We all are probably familiar with the sleep myth that we shouldn't eat at night because our metabolism slows down; however, that's not the case. Contrary to popular belief, metabolism does not shut down when we sleep. It ebbs and flows but overall remains consistent with our waking metabolism.
The bedtime snack has been blamed for everything from insomnia to extra pounds. But the right ones can be healthy and help you get to sleep and stay there. Snacking late at night isn't just ok, it's also recommended if you're really hungry. If you ignore your bodily cues, you may even sleepless that evening or have a harder time staying asleep. If you're overly-hungry at night, you'll likely have a harder time sleeping, and you'll be extra ravenous in the morning, possibly even feeling nauseous from hunger.
So what should you do when your stomach growls late at night? Fight it off and hope the hunger goes away? Or give in, only to beat yourself up about it later? Although these can feel like the only two options, they don’t have to be.
Check-in with your hunger. It’s helpful to get in tune with your body’s hunger signals to figure out when and how much to eat. Use our hunger scale to help evaluate your hunger. After a few bites, pay attention to how you feel. Are you feeling your hunger subside? Are you getting closer to being satisfied? Remember, the goal is not to perfectly gauge your hunger, just to be more aware of it.
Multiple macronutrients.
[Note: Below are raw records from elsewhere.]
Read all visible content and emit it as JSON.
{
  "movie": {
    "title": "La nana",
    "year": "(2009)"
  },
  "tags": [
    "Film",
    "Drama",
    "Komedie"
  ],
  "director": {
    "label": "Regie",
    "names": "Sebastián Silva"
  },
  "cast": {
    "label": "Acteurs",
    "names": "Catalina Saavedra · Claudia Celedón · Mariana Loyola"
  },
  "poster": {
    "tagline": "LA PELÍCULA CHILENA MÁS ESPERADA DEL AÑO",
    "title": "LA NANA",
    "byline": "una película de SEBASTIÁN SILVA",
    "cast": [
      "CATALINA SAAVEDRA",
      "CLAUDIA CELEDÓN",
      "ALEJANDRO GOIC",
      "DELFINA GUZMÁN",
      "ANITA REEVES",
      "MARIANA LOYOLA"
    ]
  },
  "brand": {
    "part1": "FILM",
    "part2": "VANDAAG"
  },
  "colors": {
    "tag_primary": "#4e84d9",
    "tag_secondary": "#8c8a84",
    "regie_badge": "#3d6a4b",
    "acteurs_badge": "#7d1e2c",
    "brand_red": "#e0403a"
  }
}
Satiety can be defined as “being satisfied with our food intake or feeling as though we have eaten ‘enough,’” but research on how to make an eating occasion satiating is not crystal clear. Still, some research shows that combining protein and fibre can lead to greater feelings of satiety, so it may be helpful to include these two nutrients when building a late-night snack. A few may include: a banana with peanut butter, a handful of nuts and a cheese stick or a piece of dark chocolate and a few whole-grain crackers.
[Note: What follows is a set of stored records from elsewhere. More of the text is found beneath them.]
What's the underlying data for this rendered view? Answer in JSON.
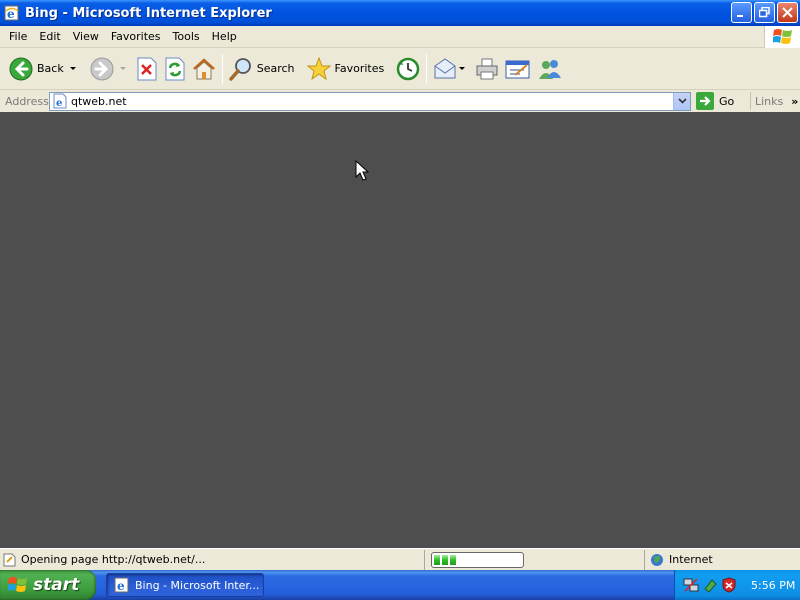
{
  "window": {
    "title": "Bing - Microsoft Internet Explorer"
  },
  "menu": {
    "items": [
      "File",
      "Edit",
      "View",
      "Favorites",
      "Tools",
      "Help"
    ]
  },
  "toolbar": {
    "back_label": "Back",
    "search_label": "Search",
    "favorites_label": "Favorites"
  },
  "address": {
    "label": "Address",
    "value": "qtweb.net",
    "go_label": "Go",
    "links_label": "Links"
  },
  "status": {
    "message": "Opening page http://qtweb.net/...",
    "progress_chunks_filled": 3,
    "zone": "Internet"
  },
  "taskbar": {
    "start_label": "start",
    "task_label": "Bing - Microsoft Inter...",
    "clock": "5:56 PM"
  },
  "colors": {
    "content_background": "#4e4e4e",
    "titlebar_blue": "#0053e1",
    "start_green": "#3c9a3c"
  }
}
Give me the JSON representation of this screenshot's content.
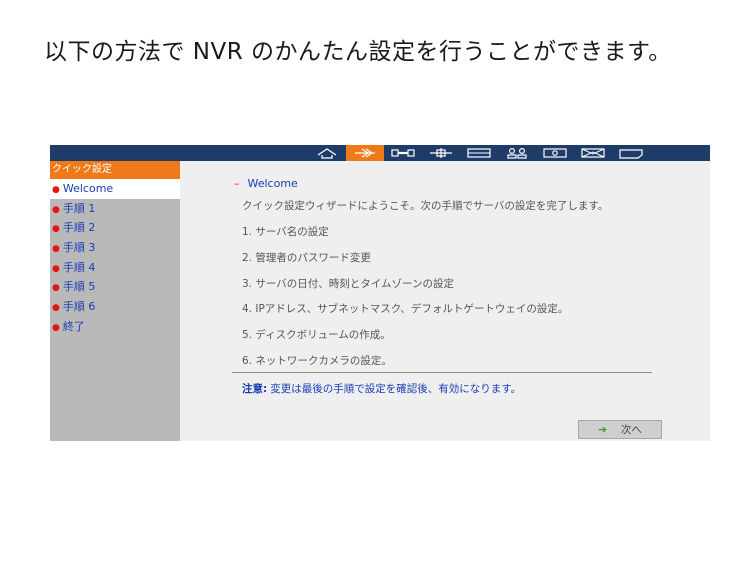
{
  "slide": {
    "title": "以下の方法で NVR のかんたん設定を行うことができます。"
  },
  "toolbar": {
    "icons": [
      {
        "name": "home-icon",
        "active": false
      },
      {
        "name": "quick-setup-icon",
        "active": true
      },
      {
        "name": "settings-icon",
        "active": false
      },
      {
        "name": "network-icon",
        "active": false
      },
      {
        "name": "storage-icon",
        "active": false
      },
      {
        "name": "users-icon",
        "active": false
      },
      {
        "name": "camera-icon",
        "active": false
      },
      {
        "name": "mail-icon",
        "active": false
      },
      {
        "name": "log-icon",
        "active": false
      }
    ]
  },
  "sidebar": {
    "header": "クイック設定",
    "items": [
      {
        "label": "Welcome",
        "active": true
      },
      {
        "label": "手順 1",
        "active": false
      },
      {
        "label": "手順 2",
        "active": false
      },
      {
        "label": "手順 3",
        "active": false
      },
      {
        "label": "手順 4",
        "active": false
      },
      {
        "label": "手順 5",
        "active": false
      },
      {
        "label": "手順 6",
        "active": false
      },
      {
        "label": "終了",
        "active": false
      }
    ]
  },
  "main": {
    "dash": "–",
    "title": "Welcome",
    "intro": "クイック設定ウィザードにようこそ。次の手順でサーバの設定を完了します。",
    "steps": [
      "1. サーバ名の設定",
      "2. 管理者のパスワード変更",
      "3. サーバの日付、時刻とタイムゾーンの設定",
      "4. IPアドレス、サブネットマスク、デフォルトゲートウェイの設定。",
      "5. ディスクボリュームの作成。",
      "6. ネットワークカメラの設定。"
    ],
    "note_label": "注意:",
    "note_text": "変更は最後の手順で設定を確認後、有効になります。",
    "next_arrow": "➔",
    "next_label": "次へ"
  },
  "colors": {
    "topbar": "#1f3c68",
    "accent": "#f07a1a",
    "link": "#1a3db8",
    "bullet": "#e01818",
    "sidebar_bg": "#b9b9b9",
    "content_bg": "#efefef"
  }
}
Be Mindful. Sometimes late-night snacking is accompanied by a distraction, such as a movie or social media. Limiting distractions can help us practice mindful eating, which can lead to a greater awareness of what and why we’re eating. For example, instead of reaching for the whole bag of chips, try pouring out a handful and checking in with your hunger before automatically grabbing more.
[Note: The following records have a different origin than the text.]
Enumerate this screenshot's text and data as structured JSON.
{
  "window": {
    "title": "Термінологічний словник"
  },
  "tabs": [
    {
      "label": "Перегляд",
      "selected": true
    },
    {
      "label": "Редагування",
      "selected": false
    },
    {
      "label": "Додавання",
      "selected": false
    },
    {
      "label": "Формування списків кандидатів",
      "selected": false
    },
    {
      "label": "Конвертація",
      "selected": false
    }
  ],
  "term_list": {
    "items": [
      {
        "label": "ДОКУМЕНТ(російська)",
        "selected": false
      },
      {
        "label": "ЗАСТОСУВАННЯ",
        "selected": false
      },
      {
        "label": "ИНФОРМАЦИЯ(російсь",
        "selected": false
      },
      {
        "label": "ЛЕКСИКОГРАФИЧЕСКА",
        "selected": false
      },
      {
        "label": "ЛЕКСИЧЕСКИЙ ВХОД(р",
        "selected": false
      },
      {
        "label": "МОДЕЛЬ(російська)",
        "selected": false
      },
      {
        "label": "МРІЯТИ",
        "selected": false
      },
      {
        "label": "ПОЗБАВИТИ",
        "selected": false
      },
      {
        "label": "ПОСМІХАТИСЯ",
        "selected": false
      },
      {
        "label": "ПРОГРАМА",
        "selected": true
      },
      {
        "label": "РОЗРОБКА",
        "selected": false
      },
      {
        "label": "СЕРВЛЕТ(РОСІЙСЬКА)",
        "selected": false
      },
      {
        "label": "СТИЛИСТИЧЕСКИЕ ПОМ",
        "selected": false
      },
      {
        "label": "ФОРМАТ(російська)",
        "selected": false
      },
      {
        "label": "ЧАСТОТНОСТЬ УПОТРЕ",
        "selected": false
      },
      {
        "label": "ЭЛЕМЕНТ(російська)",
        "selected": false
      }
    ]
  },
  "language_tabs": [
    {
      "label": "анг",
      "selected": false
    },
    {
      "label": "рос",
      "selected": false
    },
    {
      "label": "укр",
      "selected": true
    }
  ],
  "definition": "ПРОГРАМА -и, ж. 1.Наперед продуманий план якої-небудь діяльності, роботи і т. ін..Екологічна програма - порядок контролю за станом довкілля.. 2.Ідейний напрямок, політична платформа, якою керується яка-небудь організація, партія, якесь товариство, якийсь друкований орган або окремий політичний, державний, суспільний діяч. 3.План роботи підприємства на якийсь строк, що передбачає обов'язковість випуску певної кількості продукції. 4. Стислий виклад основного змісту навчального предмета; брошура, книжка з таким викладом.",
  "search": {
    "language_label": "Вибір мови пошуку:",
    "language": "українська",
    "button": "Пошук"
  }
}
As long as you make sure that what you nosh on is nutritious and sleep-promoting, have your healthy snack and get a good night’s sleep.